No 2 (2017)  Sebastian Gießmann: Drawing the Social: Jacob Levy Moreno, Sociometry, and the Rise of Network Diagrammatics

The following article discusses the combination of graphical methods and network thought in early sociology. It combines a case study of Jacob Levy Moreno’s sociometric work and diagrammatic practice with media-theoretical thoughts about the characteristics of network diagrams. These are understood as inscriptions that perform both an act of drawing and writing at the same time. Moreno’s mappings, as well as other early visual techniques of social research, are understood along Michel Serres’ understanding of the network diagram as a topo­logical narration. Seen from the vantage point of a history of knowledge, Moreno’s sociometric and performative practices can not only be understood as a contribution to social network thought, but as actual research on the cooperative character of human interaction.


No 1 (2017)  Erhard Schüttpelz: Hunter into Prey: Trying to Make Sense of the »Media Revolution« at Göbekli Tepe

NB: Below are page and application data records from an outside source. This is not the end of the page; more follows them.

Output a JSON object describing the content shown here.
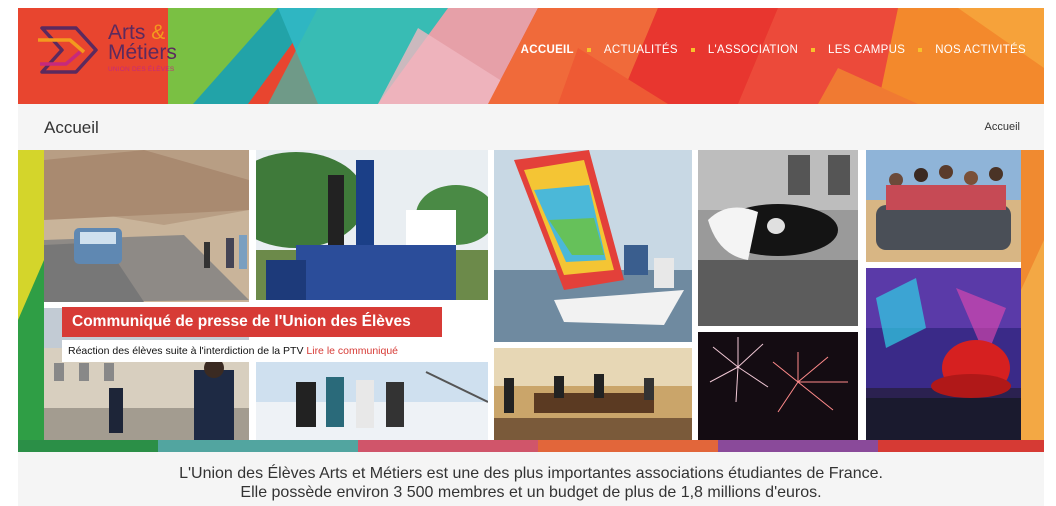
{
  "logo": {
    "word1": "Arts",
    "ampersand": "&",
    "word2": "Métiers",
    "subtitle": "UNION DES ÉLÈVES"
  },
  "nav": {
    "items": [
      {
        "label": "ACCUEIL",
        "active": true
      },
      {
        "label": "ACTUALITÉS",
        "active": false
      },
      {
        "label": "L'ASSOCIATION",
        "active": false
      },
      {
        "label": "LES CAMPUS",
        "active": false
      },
      {
        "label": "NOS ACTIVITÉS",
        "active": false
      }
    ]
  },
  "page": {
    "title": "Accueil",
    "breadcrumb": "Accueil"
  },
  "press": {
    "title": "Communiqué de presse de l'Union des Élèves",
    "text": "Réaction des élèves suite à l'interdiction de la PTV",
    "link": "Lire le communiqué"
  },
  "description": {
    "line1": "L'Union des Élèves Arts et Métiers est une des plus importantes associations étudiantes de France.",
    "line2": "Elle possède environ 3 500 membres et un budget de plus de 1,8 millions d'euros."
  },
  "colors": {
    "accent_red": "#d73b36",
    "nav_bullet": "#f7c12b",
    "logo_purple": "#5b2a5e",
    "logo_magenta": "#c6297c",
    "logo_orange": "#f39a1e"
  }
}
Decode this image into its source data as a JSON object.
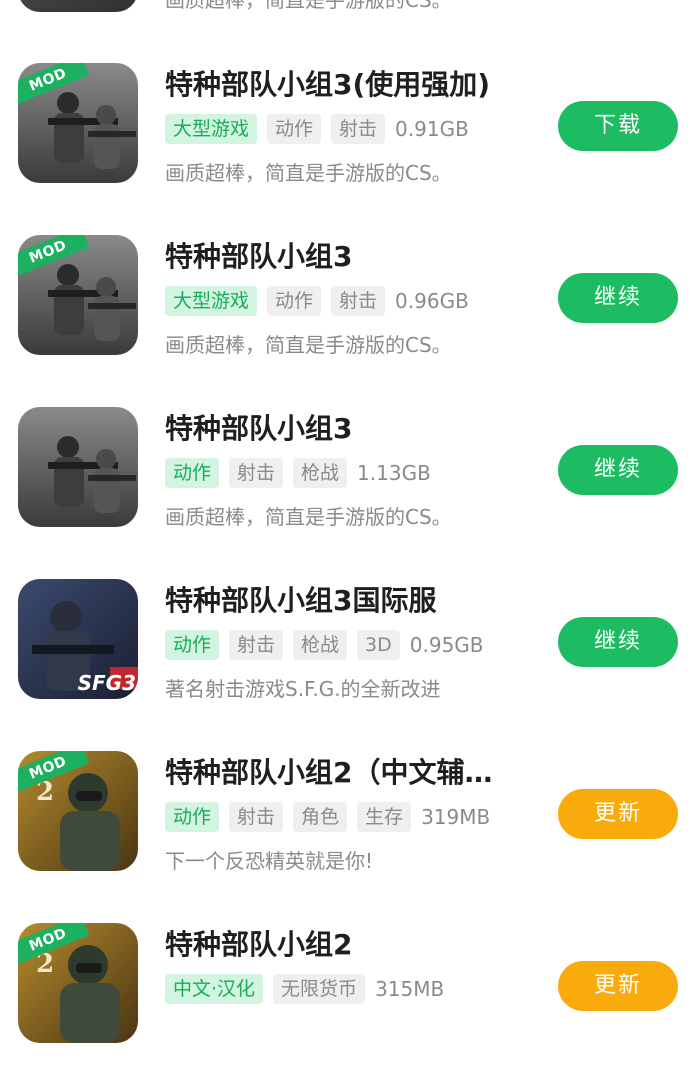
{
  "top_partial": {
    "desc": "画质超棒，简直是手游版的CS。"
  },
  "badges": {
    "mod": "MOD",
    "sfg": "SFG3",
    "digit_2": "2"
  },
  "apps": [
    {
      "title": "特种部队小组3(使用强加)",
      "mod": true,
      "icon": "soldiers-icon",
      "tags": [
        {
          "label": "大型游戏",
          "highlight": true
        },
        {
          "label": "动作",
          "highlight": false
        },
        {
          "label": "射击",
          "highlight": false
        }
      ],
      "size": "0.91GB",
      "desc": "画质超棒，简直是手游版的CS。",
      "button": {
        "label": "下载",
        "color": "#1dbc63"
      }
    },
    {
      "title": "特种部队小组3",
      "mod": true,
      "icon": "soldiers-icon",
      "tags": [
        {
          "label": "大型游戏",
          "highlight": true
        },
        {
          "label": "动作",
          "highlight": false
        },
        {
          "label": "射击",
          "highlight": false
        }
      ],
      "size": "0.96GB",
      "desc": "画质超棒，简直是手游版的CS。",
      "button": {
        "label": "继续",
        "color": "#1dbc63"
      }
    },
    {
      "title": "特种部队小组3",
      "mod": false,
      "icon": "soldiers-icon",
      "tags": [
        {
          "label": "动作",
          "highlight": true
        },
        {
          "label": "射击",
          "highlight": false
        },
        {
          "label": "枪战",
          "highlight": false
        }
      ],
      "size": "1.13GB",
      "desc": "画质超棒，简直是手游版的CS。",
      "button": {
        "label": "继续",
        "color": "#1dbc63"
      }
    },
    {
      "title": "特种部队小组3国际服",
      "mod": false,
      "icon": "sfg3-soldier-icon",
      "tags": [
        {
          "label": "动作",
          "highlight": true
        },
        {
          "label": "射击",
          "highlight": false
        },
        {
          "label": "枪战",
          "highlight": false
        },
        {
          "label": "3D",
          "highlight": false
        }
      ],
      "size": "0.95GB",
      "desc": "著名射击游戏S.F.G.的全新改进",
      "button": {
        "label": "继续",
        "color": "#1dbc63"
      }
    },
    {
      "title": "特种部队小组2（中文辅…",
      "mod": true,
      "icon": "masked-soldier-icon",
      "tags": [
        {
          "label": "动作",
          "highlight": true
        },
        {
          "label": "射击",
          "highlight": false
        },
        {
          "label": "角色",
          "highlight": false
        },
        {
          "label": "生存",
          "highlight": false
        }
      ],
      "size": "319MB",
      "desc": "下一个反恐精英就是你!",
      "button": {
        "label": "更新",
        "color": "#f9ab0c"
      }
    },
    {
      "title": "特种部队小组2",
      "mod": true,
      "icon": "masked-soldier-icon",
      "tags": [
        {
          "label": "中文·汉化",
          "highlight": true
        },
        {
          "label": "无限货币",
          "highlight": false
        }
      ],
      "size": "315MB",
      "desc": "",
      "button": {
        "label": "更新",
        "color": "#f9ab0c"
      }
    }
  ]
}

The essay tries to make sense of the iconography and monumentalism of Göbekli Tepe by way of a comparison with recent ›hunting ideologies‹ in forager situations of abundance or ›super-abundance‹. The article refers to two North American situations of super-abundance (North-West Coast societies based on seasonal aquafaunal abundance; and the seasonal congregations of large-scale Bison hunting groups on the Plains) to demonstrate how foragers coping with a situation of seasonal super-abundance are still able to ritually perform the reversibility of prey and predator inherent in hunting ideologies. The radical iconography of predators at Göbekli Tepe may likewise point to the ritual function of turning ›hunter into prey‹, and the monumentalism of Göbekli Tepe may be interpreted as a ritual setting celebrating the unity of a hunting congregation quite foreign to – and even deliberately pitted against – later regional developments.